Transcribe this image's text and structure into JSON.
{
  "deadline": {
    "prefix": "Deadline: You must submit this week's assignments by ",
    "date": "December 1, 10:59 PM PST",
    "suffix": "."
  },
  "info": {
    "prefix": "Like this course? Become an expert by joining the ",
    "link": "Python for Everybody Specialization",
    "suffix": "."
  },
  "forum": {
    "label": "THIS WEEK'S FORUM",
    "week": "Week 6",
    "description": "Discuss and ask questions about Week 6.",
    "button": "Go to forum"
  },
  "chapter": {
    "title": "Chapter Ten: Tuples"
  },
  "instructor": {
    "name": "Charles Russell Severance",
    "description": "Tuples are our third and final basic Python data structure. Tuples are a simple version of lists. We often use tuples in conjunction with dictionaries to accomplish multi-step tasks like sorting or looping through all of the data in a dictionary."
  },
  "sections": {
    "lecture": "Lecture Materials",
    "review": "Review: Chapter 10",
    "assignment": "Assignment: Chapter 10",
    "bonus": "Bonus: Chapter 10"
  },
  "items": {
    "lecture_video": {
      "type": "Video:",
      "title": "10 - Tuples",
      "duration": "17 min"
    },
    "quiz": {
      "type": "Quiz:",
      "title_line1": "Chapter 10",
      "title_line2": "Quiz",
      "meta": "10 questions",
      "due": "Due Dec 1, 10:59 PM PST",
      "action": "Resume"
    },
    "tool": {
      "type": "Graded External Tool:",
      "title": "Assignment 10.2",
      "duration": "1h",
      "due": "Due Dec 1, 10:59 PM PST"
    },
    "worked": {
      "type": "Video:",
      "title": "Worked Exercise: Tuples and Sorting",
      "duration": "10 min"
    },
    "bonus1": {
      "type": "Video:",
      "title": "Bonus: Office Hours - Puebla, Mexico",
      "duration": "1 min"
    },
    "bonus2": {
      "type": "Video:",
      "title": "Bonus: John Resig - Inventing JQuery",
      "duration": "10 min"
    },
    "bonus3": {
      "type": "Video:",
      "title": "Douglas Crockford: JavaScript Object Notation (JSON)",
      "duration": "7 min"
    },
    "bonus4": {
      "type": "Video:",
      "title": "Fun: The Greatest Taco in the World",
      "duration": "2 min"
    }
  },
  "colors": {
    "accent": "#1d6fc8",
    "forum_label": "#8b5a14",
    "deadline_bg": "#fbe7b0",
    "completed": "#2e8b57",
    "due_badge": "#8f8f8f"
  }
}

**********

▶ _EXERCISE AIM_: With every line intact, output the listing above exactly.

▶ _RESPONSE AREA_:
Transcribe this image's text and structure into JSON.
{
  "deadline": {
    "prefix": "Deadline: You must submit this week's assignments by ",
    "date": "December 1, 10:59 PM PST",
    "suffix": "."
  },
  "info": {
    "prefix": "Like this course? Become an expert by joining the ",
    "link": "Python for Everybody Specialization",
    "suffix": "."
  },
  "forum": {
    "label": "THIS WEEK'S FORUM",
    "week": "Week 6",
    "description": "Discuss and ask questions about Week 6.",
    "button": "Go to forum"
  },
  "chapter": {
    "title": "Chapter Ten: Tuples"
  },
  "instructor": {
    "name": "Charles Russell Severance",
    "description": "Tuples are our third and final basic Python data structure. Tuples are a simple version of lists. We often use tuples in conjunction with dictionaries to accomplish multi-step tasks like sorting or looping through all of the data in a dictionary."
  },
  "sections": {
    "lecture": "Lecture Materials",
    "review": "Review: Chapter 10",
    "assignment": "Assignment: Chapter 10",
    "bonus": "Bonus: Chapter 10"
  },
  "items": {
    "lecture_video": {
      "type": "Video:",
      "title": "10 - Tuples",
      "duration": "17 min"
    },
    "quiz": {
      "type": "Quiz:",
      "title_line1": "Chapter 10",
      "title_line2": "Quiz",
      "meta": "10 questions",
      "due": "Due Dec 1, 10:59 PM PST",
      "action": "Resume"
    },
    "tool": {
      "type": "Graded External Tool:",
      "title": "Assignment 10.2",
      "duration": "1h",
      "due": "Due Dec 1, 10:59 PM PST"
    },
    "worked": {
      "type": "Video:",
      "title": "Worked Exercise: Tuples and Sorting",
      "duration": "10 min"
    },
    "bonus1": {
      "type": "Video:",
      "title": "Bonus: Office Hours - Puebla, Mexico",
      "duration": "1 min"
    },
    "bonus2": {
      "type": "Video:",
      "title": "Bonus: John Resig - Inventing JQuery",
      "duration": "10 min"
    },
    "bonus3": {
      "type": "Video:",
      "title": "Douglas Crockford: JavaScript Object Notation (JSON)",
      "duration": "7 min"
    },
    "bonus4": {
      "type": "Video:",
      "title": "Fun: The Greatest Taco in the World",
      "duration": "2 min"
    }
  },
  "colors": {
    "accent": "#1d6fc8",
    "forum_label": "#8b5a14",
    "deadline_bg": "#fbe7b0",
    "completed": "#2e8b57",
    "due_badge": "#8f8f8f"
  }
}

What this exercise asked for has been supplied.